* **ASSIGNMENT**: With nothing left out, give the data back exactly.

* **GIVEN RECORDS**:
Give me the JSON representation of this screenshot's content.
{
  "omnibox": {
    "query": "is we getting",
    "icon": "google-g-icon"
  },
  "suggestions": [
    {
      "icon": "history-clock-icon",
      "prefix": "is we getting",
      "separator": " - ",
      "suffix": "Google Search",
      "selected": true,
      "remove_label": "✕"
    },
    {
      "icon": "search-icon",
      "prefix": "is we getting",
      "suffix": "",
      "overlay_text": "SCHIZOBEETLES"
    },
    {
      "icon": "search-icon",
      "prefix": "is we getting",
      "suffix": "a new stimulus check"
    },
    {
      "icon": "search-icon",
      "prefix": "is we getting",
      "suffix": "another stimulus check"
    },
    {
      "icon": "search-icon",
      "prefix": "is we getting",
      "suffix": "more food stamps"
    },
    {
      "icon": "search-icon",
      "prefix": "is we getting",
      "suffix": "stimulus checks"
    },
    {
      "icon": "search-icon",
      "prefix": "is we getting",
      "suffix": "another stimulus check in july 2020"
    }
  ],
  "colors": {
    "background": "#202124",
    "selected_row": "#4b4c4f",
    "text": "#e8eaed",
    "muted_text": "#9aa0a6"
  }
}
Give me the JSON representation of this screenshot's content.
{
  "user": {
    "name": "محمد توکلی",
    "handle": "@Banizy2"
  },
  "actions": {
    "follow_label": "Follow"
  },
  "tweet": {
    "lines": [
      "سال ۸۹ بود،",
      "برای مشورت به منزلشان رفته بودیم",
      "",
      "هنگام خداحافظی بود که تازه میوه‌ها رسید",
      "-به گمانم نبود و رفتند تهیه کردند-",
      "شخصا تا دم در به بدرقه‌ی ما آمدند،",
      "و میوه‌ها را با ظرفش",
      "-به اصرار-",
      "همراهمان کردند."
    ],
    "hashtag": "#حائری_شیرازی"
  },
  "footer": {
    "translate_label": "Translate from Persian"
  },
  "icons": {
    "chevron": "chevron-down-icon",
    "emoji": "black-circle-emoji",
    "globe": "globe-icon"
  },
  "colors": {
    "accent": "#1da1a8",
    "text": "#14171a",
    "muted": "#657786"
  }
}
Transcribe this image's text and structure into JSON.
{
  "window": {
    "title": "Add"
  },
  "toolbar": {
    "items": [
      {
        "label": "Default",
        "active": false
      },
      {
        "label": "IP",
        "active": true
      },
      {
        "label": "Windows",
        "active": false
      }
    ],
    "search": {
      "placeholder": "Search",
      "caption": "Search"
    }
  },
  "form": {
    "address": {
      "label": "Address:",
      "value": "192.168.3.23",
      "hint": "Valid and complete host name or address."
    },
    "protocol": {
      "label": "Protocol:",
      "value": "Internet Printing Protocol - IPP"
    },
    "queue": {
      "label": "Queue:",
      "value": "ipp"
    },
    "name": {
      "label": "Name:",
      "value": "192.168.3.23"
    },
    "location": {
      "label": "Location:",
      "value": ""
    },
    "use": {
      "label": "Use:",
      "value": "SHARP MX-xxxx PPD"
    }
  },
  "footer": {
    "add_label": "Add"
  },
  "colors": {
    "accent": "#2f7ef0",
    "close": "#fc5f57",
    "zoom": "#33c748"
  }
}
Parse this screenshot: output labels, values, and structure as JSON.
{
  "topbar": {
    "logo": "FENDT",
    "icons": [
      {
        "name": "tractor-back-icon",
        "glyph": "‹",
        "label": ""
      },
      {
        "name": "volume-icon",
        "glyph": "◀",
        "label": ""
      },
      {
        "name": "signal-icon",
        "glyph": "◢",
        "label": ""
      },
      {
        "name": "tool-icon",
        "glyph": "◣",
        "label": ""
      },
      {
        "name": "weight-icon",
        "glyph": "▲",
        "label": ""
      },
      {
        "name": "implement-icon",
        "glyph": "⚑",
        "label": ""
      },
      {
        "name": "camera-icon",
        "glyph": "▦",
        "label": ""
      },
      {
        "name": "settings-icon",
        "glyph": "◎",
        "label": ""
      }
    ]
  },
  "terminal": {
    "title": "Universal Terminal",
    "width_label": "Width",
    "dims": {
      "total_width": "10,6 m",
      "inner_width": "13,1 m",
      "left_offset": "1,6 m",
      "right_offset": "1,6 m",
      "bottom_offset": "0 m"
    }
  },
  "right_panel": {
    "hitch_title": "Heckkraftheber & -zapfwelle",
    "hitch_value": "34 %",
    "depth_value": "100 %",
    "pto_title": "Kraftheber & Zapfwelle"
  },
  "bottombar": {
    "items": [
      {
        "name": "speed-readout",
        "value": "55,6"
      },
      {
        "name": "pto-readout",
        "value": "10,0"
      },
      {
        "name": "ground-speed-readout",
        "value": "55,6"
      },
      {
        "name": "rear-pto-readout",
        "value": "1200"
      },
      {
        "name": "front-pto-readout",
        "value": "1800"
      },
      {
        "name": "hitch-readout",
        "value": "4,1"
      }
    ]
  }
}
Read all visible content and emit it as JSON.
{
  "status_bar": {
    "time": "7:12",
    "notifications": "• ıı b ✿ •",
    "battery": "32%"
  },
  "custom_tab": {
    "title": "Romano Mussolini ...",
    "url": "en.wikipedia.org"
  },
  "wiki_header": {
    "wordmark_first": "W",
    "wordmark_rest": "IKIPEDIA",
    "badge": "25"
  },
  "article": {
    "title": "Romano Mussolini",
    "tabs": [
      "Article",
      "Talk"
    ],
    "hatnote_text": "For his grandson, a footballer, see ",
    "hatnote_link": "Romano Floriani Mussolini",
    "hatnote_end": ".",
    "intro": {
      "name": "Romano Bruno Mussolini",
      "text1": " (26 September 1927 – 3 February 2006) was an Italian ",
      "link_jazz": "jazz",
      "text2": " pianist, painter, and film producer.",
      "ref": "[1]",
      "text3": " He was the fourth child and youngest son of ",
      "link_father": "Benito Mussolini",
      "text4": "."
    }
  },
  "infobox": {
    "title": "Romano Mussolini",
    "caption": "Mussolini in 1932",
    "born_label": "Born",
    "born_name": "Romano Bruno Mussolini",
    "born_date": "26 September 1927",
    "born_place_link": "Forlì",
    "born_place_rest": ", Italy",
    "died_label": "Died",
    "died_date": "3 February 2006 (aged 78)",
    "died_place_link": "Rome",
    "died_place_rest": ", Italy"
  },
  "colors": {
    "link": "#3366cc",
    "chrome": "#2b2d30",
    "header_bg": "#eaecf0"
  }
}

* **OUTPUT FOR THIS EXERCISE**:
Give me the JSON representation of this screenshot's content.
{
  "omnibox": {
    "query": "is we getting",
    "icon": "google-g-icon"
  },
  "suggestions": [
    {
      "icon": "history-clock-icon",
      "prefix": "is we getting",
      "separator": " - ",
      "suffix": "Google Search",
      "selected": true,
      "remove_label": "✕"
    },
    {
      "icon": "search-icon",
      "prefix": "is we getting",
      "suffix": "",
      "overlay_text": "SCHIZOBEETLES"
    },
    {
      "icon": "search-icon",
      "prefix": "is we getting",
      "suffix": "a new stimulus check"
    },
    {
      "icon": "search-icon",
      "prefix": "is we getting",
      "suffix": "another stimulus check"
    },
    {
      "icon": "search-icon",
      "prefix": "is we getting",
      "suffix": "more food stamps"
    },
    {
      "icon": "search-icon",
      "prefix": "is we getting",
      "suffix": "stimulus checks"
    },
    {
      "icon": "search-icon",
      "prefix": "is we getting",
      "suffix": "another stimulus check in july 2020"
    }
  ],
  "colors": {
    "background": "#202124",
    "selected_row": "#4b4c4f",
    "text": "#e8eaed",
    "muted_text": "#9aa0a6"
  }
}
Give me the JSON representation of this screenshot's content.
{
  "user": {
    "name": "محمد توکلی",
    "handle": "@Banizy2"
  },
  "actions": {
    "follow_label": "Follow"
  },
  "tweet": {
    "lines": [
      "سال ۸۹ بود،",
      "برای مشورت به منزلشان رفته بودیم",
      "",
      "هنگام خداحافظی بود که تازه میوه‌ها رسید",
      "-به گمانم نبود و رفتند تهیه کردند-",
      "شخصا تا دم در به بدرقه‌ی ما آمدند،",
      "و میوه‌ها را با ظرفش",
      "-به اصرار-",
      "همراهمان کردند."
    ],
    "hashtag": "#حائری_شیرازی"
  },
  "footer": {
    "translate_label": "Translate from Persian"
  },
  "icons": {
    "chevron": "chevron-down-icon",
    "emoji": "black-circle-emoji",
    "globe": "globe-icon"
  },
  "colors": {
    "accent": "#1da1a8",
    "text": "#14171a",
    "muted": "#657786"
  }
}
Transcribe this image's text and structure into JSON.
{
  "window": {
    "title": "Add"
  },
  "toolbar": {
    "items": [
      {
        "label": "Default",
        "active": false
      },
      {
        "label": "IP",
        "active": true
      },
      {
        "label": "Windows",
        "active": false
      }
    ],
    "search": {
      "placeholder": "Search",
      "caption": "Search"
    }
  },
  "form": {
    "address": {
      "label": "Address:",
      "value": "192.168.3.23",
      "hint": "Valid and complete host name or address."
    },
    "protocol": {
      "label": "Protocol:",
      "value": "Internet Printing Protocol - IPP"
    },
    "queue": {
      "label": "Queue:",
      "value": "ipp"
    },
    "name": {
      "label": "Name:",
      "value": "192.168.3.23"
    },
    "location": {
      "label": "Location:",
      "value": ""
    },
    "use": {
      "label": "Use:",
      "value": "SHARP MX-xxxx PPD"
    }
  },
  "footer": {
    "add_label": "Add"
  },
  "colors": {
    "accent": "#2f7ef0",
    "close": "#fc5f57",
    "zoom": "#33c748"
  }
}
Parse this screenshot: output labels, values, and structure as JSON.
{
  "topbar": {
    "logo": "FENDT",
    "icons": [
      {
        "name": "tractor-back-icon",
        "glyph": "‹",
        "label": ""
      },
      {
        "name": "volume-icon",
        "glyph": "◀",
        "label": ""
      },
      {
        "name": "signal-icon",
        "glyph": "◢",
        "label": ""
      },
      {
        "name": "tool-icon",
        "glyph": "◣",
        "label": ""
      },
      {
        "name": "weight-icon",
        "glyph": "▲",
        "label": ""
      },
      {
        "name": "implement-icon",
        "glyph": "⚑",
        "label": ""
      },
      {
        "name": "camera-icon",
        "glyph": "▦",
        "label": ""
      },
      {
        "name": "settings-icon",
        "glyph": "◎",
        "label": ""
      }
    ]
  },
  "terminal": {
    "title": "Universal Terminal",
    "width_label": "Width",
    "dims": {
      "total_width": "10,6 m",
      "inner_width": "13,1 m",
      "left_offset": "1,6 m",
      "right_offset": "1,6 m",
      "bottom_offset": "0 m"
    }
  },
  "right_panel": {
    "hitch_title": "Heckkraftheber & -zapfwelle",
    "hitch_value": "34 %",
    "depth_value": "100 %",
    "pto_title": "Kraftheber & Zapfwelle"
  },
  "bottombar": {
    "items": [
      {
        "name": "speed-readout",
        "value": "55,6"
      },
      {
        "name": "pto-readout",
        "value": "10,0"
      },
      {
        "name": "ground-speed-readout",
        "value": "55,6"
      },
      {
        "name": "rear-pto-readout",
        "value": "1200"
      },
      {
        "name": "front-pto-readout",
        "value": "1800"
      },
      {
        "name": "hitch-readout",
        "value": "4,1"
      }
    ]
  }
}
Read all visible content and emit it as JSON.
{
  "status_bar": {
    "time": "7:12",
    "notifications": "• ıı b ✿ •",
    "battery": "32%"
  },
  "custom_tab": {
    "title": "Romano Mussolini ...",
    "url": "en.wikipedia.org"
  },
  "wiki_header": {
    "wordmark_first": "W",
    "wordmark_rest": "IKIPEDIA",
    "badge": "25"
  },
  "article": {
    "title": "Romano Mussolini",
    "tabs": [
      "Article",
      "Talk"
    ],
    "hatnote_text": "For his grandson, a footballer, see ",
    "hatnote_link": "Romano Floriani Mussolini",
    "hatnote_end": ".",
    "intro": {
      "name": "Romano Bruno Mussolini",
      "text1": " (26 September 1927 – 3 February 2006) was an Italian ",
      "link_jazz": "jazz",
      "text2": " pianist, painter, and film producer.",
      "ref": "[1]",
      "text3": " He was the fourth child and youngest son of ",
      "link_father": "Benito Mussolini",
      "text4": "."
    }
  },
  "infobox": {
    "title": "Romano Mussolini",
    "caption": "Mussolini in 1932",
    "born_label": "Born",
    "born_name": "Romano Bruno Mussolini",
    "born_date": "26 September 1927",
    "born_place_link": "Forlì",
    "born_place_rest": ", Italy",
    "died_label": "Died",
    "died_date": "3 February 2006 (aged 78)",
    "died_place_link": "Rome",
    "died_place_rest": ", Italy"
  },
  "colors": {
    "link": "#3366cc",
    "chrome": "#2b2d30",
    "header_bg": "#eaecf0"
  }
}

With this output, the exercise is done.